Figure out the number of lines in the data that hold the string "Hide". Reply with that figure only.

Top of Input material

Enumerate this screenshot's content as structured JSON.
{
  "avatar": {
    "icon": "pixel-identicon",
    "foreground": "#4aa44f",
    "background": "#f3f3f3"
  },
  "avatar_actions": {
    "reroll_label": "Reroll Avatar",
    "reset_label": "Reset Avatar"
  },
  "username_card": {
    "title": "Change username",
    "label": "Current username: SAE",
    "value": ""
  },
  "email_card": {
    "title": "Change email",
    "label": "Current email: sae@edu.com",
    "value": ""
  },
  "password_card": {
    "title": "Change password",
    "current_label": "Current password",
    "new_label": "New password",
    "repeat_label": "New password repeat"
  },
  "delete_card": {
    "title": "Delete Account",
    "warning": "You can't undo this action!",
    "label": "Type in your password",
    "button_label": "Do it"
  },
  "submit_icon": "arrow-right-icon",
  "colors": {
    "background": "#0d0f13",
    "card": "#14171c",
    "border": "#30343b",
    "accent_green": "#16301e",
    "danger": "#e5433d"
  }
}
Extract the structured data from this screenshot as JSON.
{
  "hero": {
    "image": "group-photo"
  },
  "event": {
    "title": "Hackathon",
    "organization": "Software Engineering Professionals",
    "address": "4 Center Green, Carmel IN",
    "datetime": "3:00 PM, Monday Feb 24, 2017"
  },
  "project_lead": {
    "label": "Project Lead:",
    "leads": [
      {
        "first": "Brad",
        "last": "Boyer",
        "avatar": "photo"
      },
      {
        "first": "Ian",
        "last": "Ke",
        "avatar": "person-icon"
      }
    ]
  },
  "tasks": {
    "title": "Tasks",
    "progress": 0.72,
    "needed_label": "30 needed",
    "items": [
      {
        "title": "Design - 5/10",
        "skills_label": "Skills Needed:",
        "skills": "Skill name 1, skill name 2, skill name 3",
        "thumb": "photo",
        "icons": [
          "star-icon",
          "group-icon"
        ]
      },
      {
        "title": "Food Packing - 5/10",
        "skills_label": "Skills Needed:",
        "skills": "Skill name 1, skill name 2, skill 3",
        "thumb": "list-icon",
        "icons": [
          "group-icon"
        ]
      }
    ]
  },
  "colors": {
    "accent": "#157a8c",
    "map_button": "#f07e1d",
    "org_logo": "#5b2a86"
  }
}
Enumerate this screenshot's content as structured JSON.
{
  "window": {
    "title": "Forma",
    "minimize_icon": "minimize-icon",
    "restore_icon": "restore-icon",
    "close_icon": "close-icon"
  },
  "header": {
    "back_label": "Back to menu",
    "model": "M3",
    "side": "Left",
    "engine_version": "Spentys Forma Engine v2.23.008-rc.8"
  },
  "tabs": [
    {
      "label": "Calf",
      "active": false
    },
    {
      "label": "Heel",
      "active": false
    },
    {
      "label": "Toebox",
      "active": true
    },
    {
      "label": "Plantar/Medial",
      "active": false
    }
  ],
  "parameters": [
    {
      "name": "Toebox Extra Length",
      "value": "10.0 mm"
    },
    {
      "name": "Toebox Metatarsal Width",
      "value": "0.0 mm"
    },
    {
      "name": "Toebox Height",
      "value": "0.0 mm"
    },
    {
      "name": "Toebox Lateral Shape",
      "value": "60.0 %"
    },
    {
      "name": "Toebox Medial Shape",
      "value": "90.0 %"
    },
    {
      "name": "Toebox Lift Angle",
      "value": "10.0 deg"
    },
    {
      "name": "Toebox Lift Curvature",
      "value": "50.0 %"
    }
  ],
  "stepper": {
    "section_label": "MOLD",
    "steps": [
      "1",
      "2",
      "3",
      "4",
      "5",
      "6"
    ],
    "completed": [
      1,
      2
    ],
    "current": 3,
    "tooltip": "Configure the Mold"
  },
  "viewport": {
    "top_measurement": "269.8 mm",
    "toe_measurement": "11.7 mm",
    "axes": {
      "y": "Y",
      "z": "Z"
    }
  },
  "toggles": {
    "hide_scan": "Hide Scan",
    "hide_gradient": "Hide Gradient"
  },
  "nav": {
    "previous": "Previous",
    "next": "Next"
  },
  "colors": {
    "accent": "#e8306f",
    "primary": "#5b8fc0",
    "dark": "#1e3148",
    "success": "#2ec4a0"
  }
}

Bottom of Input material

= Answer to this task =
2